THE TASK: Word for word, print all of the entries below.

Data about app and page elements:

------------------------------

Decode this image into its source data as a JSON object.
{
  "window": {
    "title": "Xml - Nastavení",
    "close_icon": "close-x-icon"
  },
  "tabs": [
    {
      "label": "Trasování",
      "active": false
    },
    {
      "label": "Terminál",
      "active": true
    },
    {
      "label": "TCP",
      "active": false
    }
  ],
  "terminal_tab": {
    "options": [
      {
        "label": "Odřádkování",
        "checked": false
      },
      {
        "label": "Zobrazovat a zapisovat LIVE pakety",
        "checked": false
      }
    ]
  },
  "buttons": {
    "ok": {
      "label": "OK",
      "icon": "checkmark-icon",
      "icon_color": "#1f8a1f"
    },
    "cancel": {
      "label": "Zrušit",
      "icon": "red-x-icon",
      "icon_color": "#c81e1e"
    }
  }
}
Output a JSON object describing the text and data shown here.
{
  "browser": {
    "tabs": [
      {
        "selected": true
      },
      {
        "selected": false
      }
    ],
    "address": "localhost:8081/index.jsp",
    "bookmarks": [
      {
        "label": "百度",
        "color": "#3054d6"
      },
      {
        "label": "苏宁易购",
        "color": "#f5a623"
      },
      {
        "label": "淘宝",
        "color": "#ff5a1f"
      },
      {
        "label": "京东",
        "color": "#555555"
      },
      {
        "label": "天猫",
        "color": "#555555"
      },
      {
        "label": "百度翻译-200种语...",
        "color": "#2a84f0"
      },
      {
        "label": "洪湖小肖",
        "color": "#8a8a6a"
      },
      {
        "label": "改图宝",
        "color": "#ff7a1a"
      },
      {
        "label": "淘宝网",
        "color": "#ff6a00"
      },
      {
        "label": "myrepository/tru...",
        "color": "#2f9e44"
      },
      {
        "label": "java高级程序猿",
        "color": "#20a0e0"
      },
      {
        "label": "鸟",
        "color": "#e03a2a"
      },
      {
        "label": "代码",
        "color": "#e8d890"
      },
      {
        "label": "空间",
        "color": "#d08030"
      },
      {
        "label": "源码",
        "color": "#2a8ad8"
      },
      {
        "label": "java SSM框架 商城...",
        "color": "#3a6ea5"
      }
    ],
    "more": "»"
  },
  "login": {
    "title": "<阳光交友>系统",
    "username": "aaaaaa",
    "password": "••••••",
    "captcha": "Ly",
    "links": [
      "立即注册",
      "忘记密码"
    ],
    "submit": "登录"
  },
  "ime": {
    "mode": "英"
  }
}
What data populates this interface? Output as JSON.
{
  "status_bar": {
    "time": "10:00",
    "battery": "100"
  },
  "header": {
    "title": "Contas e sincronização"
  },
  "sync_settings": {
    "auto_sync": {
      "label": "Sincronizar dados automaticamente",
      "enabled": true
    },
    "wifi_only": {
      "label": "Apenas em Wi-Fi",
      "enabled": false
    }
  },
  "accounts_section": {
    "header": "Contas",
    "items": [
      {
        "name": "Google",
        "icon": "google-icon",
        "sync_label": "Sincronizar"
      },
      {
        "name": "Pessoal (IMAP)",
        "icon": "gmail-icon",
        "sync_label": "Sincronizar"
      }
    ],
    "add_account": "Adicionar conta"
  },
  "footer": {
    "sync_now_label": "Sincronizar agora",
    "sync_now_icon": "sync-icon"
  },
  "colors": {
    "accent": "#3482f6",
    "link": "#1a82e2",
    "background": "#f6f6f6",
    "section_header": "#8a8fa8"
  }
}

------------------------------

PROBLEM SOLUTION:
Decode this image into its source data as a JSON object.
{
  "window": {
    "title": "Xml - Nastavení",
    "close_icon": "close-x-icon"
  },
  "tabs": [
    {
      "label": "Trasování",
      "active": false
    },
    {
      "label": "Terminál",
      "active": true
    },
    {
      "label": "TCP",
      "active": false
    }
  ],
  "terminal_tab": {
    "options": [
      {
        "label": "Odřádkování",
        "checked": false
      },
      {
        "label": "Zobrazovat a zapisovat LIVE pakety",
        "checked": false
      }
    ]
  },
  "buttons": {
    "ok": {
      "label": "OK",
      "icon": "checkmark-icon",
      "icon_color": "#1f8a1f"
    },
    "cancel": {
      "label": "Zrušit",
      "icon": "red-x-icon",
      "icon_color": "#c81e1e"
    }
  }
}
Output a JSON object describing the text and data shown here.
{
  "browser": {
    "tabs": [
      {
        "selected": true
      },
      {
        "selected": false
      }
    ],
    "address": "localhost:8081/index.jsp",
    "bookmarks": [
      {
        "label": "百度",
        "color": "#3054d6"
      },
      {
        "label": "苏宁易购",
        "color": "#f5a623"
      },
      {
        "label": "淘宝",
        "color": "#ff5a1f"
      },
      {
        "label": "京东",
        "color": "#555555"
      },
      {
        "label": "天猫",
        "color": "#555555"
      },
      {
        "label": "百度翻译-200种语...",
        "color": "#2a84f0"
      },
      {
        "label": "洪湖小肖",
        "color": "#8a8a6a"
      },
      {
        "label": "改图宝",
        "color": "#ff7a1a"
      },
      {
        "label": "淘宝网",
        "color": "#ff6a00"
      },
      {
        "label": "myrepository/tru...",
        "color": "#2f9e44"
      },
      {
        "label": "java高级程序猿",
        "color": "#20a0e0"
      },
      {
        "label": "鸟",
        "color": "#e03a2a"
      },
      {
        "label": "代码",
        "color": "#e8d890"
      },
      {
        "label": "空间",
        "color": "#d08030"
      },
      {
        "label": "源码",
        "color": "#2a8ad8"
      },
      {
        "label": "java SSM框架 商城...",
        "color": "#3a6ea5"
      }
    ],
    "more": "»"
  },
  "login": {
    "title": "<阳光交友>系统",
    "username": "aaaaaa",
    "password": "••••••",
    "captcha": "Ly",
    "links": [
      "立即注册",
      "忘记密码"
    ],
    "submit": "登录"
  },
  "ime": {
    "mode": "英"
  }
}
What data populates this interface? Output as JSON.
{
  "status_bar": {
    "time": "10:00",
    "battery": "100"
  },
  "header": {
    "title": "Contas e sincronização"
  },
  "sync_settings": {
    "auto_sync": {
      "label": "Sincronizar dados automaticamente",
      "enabled": true
    },
    "wifi_only": {
      "label": "Apenas em Wi-Fi",
      "enabled": false
    }
  },
  "accounts_section": {
    "header": "Contas",
    "items": [
      {
        "name": "Google",
        "icon": "google-icon",
        "sync_label": "Sincronizar"
      },
      {
        "name": "Pessoal (IMAP)",
        "icon": "gmail-icon",
        "sync_label": "Sincronizar"
      }
    ],
    "add_account": "Adicionar conta"
  },
  "footer": {
    "sync_now_label": "Sincronizar agora",
    "sync_now_icon": "sync-icon"
  },
  "colors": {
    "accent": "#3482f6",
    "link": "#1a82e2",
    "background": "#f6f6f6",
    "section_header": "#8a8fa8"
  }
}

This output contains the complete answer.